Across the bottom, of this painting, Starkweather wrote in the "mirror reflection" style writing that Leonardo used to keep his scientific studies secret.
In the end, the real topic of this lecture and exhibit  presented by the Art League and Falotico, a lifetime art educator, was about teaching students, mentoring them to love art, to strive to collect it, and to create artworks themselves.
An in depth review of this exhibit, by the Times Beacon Record can be found by clicking this link.

Sunday, July 18, 2010

Huntington Harbor Lighthouse

 Huntington Harbor (Lloyd Harbor) Lighthouse was the location of the monthly meeting of the Huntington Historical Society's  Silas Wood Society.
We met at  The Town Of Huntington's Gold Star Beach to get aboard
a small boat that came up to the launching ramp
piloted by a Lighthouse volunteer, Frank Knoll.
Off in the distance, we could see the Huntington Harbor Lighthouse's distinctive shape.
Many groups and individuals have donated money and time
to restore and maintain the Huntington Lighthouse.
Steve Eckers, a loyal volunteer, starts our tour inside the stairwell.
Outside, solar collectors are positioned to supply the electrical power,
stored in batteries.
The next level was accessed by a steep metal ladder, which was why we were advised to wear flat shoes, when we registered for the trip.

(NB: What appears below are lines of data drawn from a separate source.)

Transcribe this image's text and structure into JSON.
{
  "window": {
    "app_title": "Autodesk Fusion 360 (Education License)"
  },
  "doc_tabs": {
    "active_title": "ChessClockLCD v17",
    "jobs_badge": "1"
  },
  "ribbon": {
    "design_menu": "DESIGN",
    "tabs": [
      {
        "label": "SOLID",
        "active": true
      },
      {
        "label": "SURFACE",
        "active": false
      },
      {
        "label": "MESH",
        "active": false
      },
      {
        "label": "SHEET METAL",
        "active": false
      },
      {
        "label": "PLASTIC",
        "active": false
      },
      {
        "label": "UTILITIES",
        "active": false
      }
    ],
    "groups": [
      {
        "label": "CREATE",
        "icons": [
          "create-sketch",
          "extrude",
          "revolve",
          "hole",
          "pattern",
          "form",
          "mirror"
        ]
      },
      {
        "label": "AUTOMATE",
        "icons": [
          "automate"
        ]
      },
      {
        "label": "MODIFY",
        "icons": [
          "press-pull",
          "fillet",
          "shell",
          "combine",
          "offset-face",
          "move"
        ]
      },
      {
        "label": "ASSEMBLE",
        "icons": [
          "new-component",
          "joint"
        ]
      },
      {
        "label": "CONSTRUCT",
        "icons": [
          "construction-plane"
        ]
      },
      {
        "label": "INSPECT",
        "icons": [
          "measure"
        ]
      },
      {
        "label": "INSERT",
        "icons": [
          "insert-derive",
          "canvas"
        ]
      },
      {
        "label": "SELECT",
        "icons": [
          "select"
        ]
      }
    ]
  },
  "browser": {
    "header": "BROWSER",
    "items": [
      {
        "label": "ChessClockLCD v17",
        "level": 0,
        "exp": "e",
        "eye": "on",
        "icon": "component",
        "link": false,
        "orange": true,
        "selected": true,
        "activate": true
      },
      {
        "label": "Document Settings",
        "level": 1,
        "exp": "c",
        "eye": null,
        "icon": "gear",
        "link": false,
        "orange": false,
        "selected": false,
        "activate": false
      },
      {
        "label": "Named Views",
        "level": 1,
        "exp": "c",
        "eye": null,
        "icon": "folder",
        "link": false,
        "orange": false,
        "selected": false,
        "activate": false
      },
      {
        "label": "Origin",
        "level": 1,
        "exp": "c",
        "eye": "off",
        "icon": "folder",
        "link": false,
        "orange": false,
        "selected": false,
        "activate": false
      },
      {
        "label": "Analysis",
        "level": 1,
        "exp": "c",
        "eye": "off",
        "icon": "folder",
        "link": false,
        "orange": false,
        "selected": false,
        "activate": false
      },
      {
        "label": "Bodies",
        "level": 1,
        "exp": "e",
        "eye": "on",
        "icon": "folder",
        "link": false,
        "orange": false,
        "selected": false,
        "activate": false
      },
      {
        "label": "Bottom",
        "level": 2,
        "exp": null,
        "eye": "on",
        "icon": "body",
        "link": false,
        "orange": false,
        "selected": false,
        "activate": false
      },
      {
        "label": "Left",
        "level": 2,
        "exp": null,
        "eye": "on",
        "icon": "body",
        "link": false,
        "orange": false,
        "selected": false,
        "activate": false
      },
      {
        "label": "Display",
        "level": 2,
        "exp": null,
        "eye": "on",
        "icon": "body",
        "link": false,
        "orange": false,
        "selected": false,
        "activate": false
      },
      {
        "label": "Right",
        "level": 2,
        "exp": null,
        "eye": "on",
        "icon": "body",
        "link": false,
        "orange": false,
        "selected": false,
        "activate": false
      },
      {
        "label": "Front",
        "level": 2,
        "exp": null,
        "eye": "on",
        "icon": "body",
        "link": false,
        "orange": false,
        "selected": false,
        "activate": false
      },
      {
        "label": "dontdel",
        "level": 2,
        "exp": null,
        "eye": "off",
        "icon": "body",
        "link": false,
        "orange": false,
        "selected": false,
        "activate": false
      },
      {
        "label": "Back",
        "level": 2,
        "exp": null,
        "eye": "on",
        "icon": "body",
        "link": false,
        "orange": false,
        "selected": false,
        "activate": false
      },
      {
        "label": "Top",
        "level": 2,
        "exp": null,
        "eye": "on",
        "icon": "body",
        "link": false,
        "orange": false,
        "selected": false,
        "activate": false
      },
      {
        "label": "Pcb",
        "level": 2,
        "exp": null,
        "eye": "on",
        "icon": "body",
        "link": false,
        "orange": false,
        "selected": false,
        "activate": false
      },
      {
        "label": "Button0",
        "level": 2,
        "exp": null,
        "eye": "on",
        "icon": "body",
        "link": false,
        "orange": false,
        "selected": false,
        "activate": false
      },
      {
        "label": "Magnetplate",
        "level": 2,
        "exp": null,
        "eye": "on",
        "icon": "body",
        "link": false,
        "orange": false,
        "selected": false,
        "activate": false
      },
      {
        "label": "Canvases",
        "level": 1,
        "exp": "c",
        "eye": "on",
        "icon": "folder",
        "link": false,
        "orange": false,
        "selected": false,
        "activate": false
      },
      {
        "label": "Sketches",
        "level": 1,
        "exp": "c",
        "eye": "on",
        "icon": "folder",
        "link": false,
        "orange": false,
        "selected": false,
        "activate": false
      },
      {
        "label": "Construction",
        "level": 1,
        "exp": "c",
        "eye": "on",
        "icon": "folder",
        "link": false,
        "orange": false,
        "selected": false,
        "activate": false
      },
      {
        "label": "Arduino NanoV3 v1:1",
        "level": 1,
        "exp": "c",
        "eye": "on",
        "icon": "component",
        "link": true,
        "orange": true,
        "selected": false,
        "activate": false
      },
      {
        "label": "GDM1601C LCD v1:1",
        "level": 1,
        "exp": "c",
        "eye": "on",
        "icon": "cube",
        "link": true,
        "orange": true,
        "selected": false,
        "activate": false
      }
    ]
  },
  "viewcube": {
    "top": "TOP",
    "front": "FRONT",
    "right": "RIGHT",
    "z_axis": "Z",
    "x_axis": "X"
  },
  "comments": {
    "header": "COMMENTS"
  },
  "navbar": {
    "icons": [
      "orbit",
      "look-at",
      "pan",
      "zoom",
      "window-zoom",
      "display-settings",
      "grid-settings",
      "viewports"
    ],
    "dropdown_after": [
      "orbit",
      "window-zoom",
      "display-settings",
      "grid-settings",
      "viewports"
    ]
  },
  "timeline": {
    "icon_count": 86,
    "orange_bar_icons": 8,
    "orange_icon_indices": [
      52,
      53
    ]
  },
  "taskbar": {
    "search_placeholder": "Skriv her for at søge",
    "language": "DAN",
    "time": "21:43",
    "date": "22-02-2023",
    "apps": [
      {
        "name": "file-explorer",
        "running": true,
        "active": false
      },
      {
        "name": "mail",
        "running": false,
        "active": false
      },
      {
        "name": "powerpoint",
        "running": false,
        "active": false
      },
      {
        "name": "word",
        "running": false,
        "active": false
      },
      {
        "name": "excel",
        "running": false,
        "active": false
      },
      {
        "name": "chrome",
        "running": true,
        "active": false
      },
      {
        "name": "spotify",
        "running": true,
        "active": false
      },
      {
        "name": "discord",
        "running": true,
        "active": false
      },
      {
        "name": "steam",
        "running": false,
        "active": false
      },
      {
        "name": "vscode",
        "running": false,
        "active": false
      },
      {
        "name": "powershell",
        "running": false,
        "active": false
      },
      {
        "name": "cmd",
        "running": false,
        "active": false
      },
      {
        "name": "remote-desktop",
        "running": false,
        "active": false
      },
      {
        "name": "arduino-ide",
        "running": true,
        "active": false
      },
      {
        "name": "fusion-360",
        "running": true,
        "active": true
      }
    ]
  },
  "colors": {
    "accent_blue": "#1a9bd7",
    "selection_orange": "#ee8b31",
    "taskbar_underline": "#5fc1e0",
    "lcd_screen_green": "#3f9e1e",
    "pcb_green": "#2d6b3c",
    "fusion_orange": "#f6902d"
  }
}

The actual lamp at the top of the lighthouse has a carousel arrangement for its light bulbs.  Its lens is made not from glass, but a plastic which focuses the light.
Here Steve Eckers shows us one of the light bulbs.  As one bulb fails, the carousel rotates to the next back-up bulb.
He demonstrates hitting the bell.
The fog horn.
Stairs going down.
Back on the main floor, Sue Eckers gives us some of the history of the lighthouse and its light keepers.
Volunteers have done a fabulous job making the visitors center on this level informative,
and interesting,
displaying historic artifacts,
and architectural elements from the building's restoration.
Looking out the distinctive arched windows.
Toby Kissam, director of the Huntington Historical Society,  stands in front of the nautical chart of the harbor.
It was a perfect late afternoon, and sailboats were in the harbor
waiting for the gun to sound so that they could begin their race.
We said goodbye and thanks to the volunteers, as we made our way back to the shore,
Ospreys nesting in a Coastguard tower,  (which is still in use)
took flight to find food for their large offspring.
Where did she go?
We passed the Coindre Hall boathouse,
Coindre Hall, that's another post.  Thanks goes to Robert Hughes, Town of Huntington's historian, and Claudia Fortunato for arranging the trip and for maintaining the Silas Wood Society,  whose mission is, the preservation, protection, and enhancement, of cultural, natural,  and historical resources.  For information about visiting the Huntington Lighthouse, and supporting this historic local site,  click here.